Given the extremely limited availability of donated organs, transplant candidates must be carefully evaluated and selected to ensure the success of the transplant and value of the organ to the recipient. Medical criteria for pre-transplant evaluation of patients is well established, however, listing criteria for psychosocial risk factors (e.g., understanding of illness and transplant process, psychiatric history, support system, compliance, etc) is less standardized. The purpose of this research is to study the psychometric properties (e.g., predictive validity) of the new pre-transplant "Stanford Integrated Psychosocial Assessment for Transplant" (SIPAT) examination in patients who received heart, kidney, liver, or lung transplant and underwent the SIPAT evaluation before treatment. This new screening tool was designed to standardize the evaluation process of psychosocial risk factors and their severity, in order to enhance predictions of medical and psychosocial outcomes of patients post-transplant.

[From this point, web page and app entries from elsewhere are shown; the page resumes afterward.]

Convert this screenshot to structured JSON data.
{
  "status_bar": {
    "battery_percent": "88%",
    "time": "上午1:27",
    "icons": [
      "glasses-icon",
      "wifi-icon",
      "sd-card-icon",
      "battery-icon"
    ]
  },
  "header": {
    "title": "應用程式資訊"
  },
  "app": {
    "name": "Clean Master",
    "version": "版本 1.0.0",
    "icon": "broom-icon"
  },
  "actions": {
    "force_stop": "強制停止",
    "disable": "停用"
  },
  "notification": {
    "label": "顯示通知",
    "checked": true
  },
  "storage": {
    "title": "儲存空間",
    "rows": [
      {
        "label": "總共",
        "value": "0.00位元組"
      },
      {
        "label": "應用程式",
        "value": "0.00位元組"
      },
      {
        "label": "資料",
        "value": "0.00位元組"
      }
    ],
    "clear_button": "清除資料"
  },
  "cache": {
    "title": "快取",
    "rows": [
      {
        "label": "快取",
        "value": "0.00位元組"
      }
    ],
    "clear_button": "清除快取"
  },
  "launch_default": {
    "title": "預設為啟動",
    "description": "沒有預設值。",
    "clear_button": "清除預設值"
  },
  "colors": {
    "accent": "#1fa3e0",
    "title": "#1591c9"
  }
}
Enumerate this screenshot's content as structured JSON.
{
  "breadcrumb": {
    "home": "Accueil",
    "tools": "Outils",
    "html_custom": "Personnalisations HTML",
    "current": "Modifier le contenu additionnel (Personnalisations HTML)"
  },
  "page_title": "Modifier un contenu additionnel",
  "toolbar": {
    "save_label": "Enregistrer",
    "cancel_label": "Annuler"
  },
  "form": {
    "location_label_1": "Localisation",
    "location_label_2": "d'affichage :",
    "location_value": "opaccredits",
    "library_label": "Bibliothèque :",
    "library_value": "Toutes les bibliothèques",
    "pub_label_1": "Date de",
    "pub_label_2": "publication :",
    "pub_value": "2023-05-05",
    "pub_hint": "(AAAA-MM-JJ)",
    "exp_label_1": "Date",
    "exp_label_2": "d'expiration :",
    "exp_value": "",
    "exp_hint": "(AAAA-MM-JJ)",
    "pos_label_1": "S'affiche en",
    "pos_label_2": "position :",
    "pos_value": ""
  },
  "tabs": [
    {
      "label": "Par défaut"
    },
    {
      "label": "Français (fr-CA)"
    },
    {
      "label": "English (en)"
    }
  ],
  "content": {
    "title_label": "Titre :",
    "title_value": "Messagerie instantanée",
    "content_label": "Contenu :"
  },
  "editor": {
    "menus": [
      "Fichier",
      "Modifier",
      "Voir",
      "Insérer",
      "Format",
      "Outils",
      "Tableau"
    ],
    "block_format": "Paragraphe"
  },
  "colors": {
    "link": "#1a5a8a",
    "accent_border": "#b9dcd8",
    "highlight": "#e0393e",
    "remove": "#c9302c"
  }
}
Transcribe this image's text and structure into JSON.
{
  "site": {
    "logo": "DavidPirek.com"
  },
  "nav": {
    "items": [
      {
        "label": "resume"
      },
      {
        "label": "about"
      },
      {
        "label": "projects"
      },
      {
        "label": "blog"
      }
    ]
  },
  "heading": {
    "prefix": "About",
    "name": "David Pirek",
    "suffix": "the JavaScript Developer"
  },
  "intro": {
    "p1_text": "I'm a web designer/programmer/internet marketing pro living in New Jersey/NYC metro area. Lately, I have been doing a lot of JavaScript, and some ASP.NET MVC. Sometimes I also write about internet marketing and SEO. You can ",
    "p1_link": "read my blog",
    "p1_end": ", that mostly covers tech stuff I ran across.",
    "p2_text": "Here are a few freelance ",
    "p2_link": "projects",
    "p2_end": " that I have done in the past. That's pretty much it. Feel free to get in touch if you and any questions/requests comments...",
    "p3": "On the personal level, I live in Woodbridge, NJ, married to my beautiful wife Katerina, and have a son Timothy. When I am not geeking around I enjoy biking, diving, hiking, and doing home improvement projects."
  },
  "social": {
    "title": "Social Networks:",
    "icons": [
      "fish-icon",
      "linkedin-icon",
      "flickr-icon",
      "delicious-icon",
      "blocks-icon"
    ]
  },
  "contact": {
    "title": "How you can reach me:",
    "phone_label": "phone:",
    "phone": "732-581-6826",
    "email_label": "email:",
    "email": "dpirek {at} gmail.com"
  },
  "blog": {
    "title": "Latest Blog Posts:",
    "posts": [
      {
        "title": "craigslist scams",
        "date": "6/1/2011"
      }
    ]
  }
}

If the SIPAT is used for standard, pre-transplant assessment, risk factors that may be amenable to clinical intervention could be identified. In turn, this may assist in developing a comprehensive psychosocial treatment plan for each individual, with the ultimate goal of minimizing preventable problems, mitigating risk, and optimizing graft survival, patient function, and quality of life.